Content starts
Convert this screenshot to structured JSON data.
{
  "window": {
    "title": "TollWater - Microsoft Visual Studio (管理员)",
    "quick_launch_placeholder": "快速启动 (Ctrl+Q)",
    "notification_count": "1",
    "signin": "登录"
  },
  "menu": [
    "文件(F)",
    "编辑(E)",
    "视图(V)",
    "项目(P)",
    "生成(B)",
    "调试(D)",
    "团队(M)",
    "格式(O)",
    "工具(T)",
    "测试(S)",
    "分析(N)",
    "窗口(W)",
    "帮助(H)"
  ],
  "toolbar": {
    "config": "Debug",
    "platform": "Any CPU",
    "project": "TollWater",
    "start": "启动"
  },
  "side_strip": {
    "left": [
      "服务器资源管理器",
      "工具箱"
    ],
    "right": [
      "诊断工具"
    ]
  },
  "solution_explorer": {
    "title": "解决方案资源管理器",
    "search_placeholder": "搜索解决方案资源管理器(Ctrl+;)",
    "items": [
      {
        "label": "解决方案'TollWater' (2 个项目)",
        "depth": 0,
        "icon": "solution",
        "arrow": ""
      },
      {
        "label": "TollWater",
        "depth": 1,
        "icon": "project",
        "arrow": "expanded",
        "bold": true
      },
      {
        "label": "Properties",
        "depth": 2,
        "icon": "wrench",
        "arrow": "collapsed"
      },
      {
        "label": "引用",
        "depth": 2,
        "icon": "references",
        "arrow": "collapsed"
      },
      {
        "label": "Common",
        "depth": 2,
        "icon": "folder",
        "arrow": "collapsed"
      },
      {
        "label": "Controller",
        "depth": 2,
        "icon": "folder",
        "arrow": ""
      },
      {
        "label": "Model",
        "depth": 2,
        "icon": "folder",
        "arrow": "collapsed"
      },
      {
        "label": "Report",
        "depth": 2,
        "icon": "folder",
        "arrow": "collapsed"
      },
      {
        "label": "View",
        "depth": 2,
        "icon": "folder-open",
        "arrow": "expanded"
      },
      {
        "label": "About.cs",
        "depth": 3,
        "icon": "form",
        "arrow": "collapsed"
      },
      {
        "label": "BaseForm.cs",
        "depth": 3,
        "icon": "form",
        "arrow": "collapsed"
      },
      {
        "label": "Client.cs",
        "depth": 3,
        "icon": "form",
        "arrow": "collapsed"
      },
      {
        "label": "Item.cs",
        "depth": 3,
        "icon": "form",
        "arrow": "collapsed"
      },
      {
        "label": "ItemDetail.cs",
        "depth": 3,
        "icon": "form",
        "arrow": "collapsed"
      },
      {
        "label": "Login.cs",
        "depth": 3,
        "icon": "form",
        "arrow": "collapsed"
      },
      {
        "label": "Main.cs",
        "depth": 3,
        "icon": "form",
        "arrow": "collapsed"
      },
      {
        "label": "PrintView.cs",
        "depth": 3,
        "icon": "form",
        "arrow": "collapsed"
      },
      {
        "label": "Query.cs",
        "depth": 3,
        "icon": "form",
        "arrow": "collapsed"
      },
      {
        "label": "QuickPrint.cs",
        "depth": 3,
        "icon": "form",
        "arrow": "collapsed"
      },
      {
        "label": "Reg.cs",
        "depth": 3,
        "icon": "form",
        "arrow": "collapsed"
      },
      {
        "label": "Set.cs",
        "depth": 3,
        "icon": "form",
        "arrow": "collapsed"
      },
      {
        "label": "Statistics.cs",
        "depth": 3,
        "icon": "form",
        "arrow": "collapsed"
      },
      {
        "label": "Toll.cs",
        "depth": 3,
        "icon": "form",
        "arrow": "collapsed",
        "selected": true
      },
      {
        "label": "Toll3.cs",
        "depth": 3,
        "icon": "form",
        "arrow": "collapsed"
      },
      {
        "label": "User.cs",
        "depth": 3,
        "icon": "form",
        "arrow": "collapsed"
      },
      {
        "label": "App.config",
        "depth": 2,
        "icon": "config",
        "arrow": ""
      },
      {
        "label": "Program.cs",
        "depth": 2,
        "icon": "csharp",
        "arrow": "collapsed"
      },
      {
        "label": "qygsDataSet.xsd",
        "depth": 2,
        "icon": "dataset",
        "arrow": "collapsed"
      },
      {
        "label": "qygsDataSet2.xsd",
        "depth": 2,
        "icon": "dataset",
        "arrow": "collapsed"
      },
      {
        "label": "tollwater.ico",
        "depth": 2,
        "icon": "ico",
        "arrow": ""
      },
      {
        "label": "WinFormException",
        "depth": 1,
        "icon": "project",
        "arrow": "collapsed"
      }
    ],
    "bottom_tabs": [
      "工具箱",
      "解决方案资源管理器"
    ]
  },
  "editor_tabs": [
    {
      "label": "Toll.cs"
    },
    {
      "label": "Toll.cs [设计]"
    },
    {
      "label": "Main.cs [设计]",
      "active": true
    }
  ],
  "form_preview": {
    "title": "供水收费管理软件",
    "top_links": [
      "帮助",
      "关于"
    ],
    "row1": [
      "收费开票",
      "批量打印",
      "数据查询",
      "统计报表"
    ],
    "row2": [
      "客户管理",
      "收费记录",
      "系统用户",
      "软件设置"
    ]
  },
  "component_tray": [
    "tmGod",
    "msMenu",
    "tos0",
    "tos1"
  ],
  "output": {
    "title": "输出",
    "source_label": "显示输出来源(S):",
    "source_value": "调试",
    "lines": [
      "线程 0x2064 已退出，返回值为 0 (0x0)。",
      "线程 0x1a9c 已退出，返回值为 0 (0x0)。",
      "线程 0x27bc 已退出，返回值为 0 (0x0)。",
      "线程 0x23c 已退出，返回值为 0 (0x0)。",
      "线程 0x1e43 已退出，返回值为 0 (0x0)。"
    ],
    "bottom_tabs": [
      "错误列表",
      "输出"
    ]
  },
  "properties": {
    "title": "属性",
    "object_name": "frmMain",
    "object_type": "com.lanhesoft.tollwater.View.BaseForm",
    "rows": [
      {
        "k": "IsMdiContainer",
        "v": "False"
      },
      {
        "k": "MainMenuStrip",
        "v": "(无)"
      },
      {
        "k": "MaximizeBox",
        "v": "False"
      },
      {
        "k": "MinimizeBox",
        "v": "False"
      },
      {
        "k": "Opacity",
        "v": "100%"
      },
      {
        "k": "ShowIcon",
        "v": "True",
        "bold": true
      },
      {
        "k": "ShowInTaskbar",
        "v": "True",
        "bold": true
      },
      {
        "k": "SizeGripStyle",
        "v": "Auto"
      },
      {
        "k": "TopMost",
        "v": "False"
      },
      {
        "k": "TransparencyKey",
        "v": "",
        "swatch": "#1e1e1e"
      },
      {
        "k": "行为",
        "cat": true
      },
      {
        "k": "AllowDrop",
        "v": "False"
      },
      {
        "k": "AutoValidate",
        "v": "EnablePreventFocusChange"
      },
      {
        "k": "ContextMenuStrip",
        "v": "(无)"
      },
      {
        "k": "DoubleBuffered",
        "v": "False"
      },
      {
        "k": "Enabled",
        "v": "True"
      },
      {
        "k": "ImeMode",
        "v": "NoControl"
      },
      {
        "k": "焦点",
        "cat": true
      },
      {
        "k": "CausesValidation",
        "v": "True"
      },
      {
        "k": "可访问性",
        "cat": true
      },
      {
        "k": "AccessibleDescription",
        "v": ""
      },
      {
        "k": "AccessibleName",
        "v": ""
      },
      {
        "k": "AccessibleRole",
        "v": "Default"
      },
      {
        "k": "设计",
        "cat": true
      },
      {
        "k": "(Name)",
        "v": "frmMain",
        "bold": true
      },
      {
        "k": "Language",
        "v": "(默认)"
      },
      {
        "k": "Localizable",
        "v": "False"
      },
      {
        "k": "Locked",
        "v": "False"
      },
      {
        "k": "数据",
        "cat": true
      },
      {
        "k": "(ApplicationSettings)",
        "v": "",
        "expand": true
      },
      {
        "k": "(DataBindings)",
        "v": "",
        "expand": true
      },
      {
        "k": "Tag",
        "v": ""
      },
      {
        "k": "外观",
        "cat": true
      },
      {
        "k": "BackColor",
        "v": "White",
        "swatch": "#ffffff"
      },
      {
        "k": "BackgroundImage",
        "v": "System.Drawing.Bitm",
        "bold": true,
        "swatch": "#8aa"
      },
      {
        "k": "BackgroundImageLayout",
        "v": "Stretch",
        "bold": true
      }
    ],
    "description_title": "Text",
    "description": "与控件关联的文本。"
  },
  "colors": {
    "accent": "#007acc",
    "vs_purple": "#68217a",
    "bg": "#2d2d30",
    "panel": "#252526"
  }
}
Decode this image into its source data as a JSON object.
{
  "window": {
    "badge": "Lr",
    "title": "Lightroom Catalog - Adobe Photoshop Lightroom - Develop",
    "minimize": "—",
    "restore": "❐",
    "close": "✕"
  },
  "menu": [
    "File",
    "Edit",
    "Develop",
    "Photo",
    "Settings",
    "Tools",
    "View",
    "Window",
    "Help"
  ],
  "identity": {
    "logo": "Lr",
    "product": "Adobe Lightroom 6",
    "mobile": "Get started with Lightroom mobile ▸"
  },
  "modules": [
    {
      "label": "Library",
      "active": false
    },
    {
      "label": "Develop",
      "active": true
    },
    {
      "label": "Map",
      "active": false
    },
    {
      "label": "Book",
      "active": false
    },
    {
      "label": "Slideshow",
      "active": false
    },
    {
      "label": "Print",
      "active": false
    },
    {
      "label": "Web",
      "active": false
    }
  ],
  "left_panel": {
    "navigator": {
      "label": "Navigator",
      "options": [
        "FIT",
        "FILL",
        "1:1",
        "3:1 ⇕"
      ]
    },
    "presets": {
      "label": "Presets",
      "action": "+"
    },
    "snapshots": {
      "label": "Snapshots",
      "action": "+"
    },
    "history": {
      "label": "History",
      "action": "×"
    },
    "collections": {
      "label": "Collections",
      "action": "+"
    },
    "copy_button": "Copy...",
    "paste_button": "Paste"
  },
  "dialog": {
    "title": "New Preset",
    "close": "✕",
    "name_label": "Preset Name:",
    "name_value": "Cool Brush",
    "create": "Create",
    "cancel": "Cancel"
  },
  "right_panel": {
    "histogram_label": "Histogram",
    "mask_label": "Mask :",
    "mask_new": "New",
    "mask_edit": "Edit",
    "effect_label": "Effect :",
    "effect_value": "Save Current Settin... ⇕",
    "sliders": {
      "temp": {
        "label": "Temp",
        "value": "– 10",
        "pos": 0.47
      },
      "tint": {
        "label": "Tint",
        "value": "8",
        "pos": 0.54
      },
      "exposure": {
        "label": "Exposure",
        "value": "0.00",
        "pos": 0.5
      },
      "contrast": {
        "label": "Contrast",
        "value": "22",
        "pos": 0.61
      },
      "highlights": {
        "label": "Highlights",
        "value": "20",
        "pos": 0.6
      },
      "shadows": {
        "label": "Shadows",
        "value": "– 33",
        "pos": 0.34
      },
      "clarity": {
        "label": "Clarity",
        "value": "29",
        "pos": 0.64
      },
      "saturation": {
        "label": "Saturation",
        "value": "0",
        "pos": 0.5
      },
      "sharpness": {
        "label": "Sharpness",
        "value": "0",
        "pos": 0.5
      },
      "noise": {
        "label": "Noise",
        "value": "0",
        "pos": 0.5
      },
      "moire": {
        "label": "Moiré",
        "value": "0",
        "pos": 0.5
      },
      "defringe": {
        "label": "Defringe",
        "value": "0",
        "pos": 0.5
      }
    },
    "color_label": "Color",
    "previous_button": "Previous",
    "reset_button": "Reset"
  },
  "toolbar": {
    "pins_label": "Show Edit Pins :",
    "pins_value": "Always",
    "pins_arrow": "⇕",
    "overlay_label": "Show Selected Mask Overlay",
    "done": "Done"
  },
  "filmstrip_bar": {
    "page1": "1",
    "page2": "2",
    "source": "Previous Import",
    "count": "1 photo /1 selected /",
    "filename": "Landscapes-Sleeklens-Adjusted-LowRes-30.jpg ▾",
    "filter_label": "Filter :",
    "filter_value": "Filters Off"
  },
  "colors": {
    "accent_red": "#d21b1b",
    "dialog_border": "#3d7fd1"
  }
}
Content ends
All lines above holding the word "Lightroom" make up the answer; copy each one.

== Result below ==
    "title": "Lightroom Catalog - Adobe Photoshop Lightroom - Develop",
    "product": "Adobe Lightroom 6",
    "mobile": "Get started with Lightroom mobile ▸"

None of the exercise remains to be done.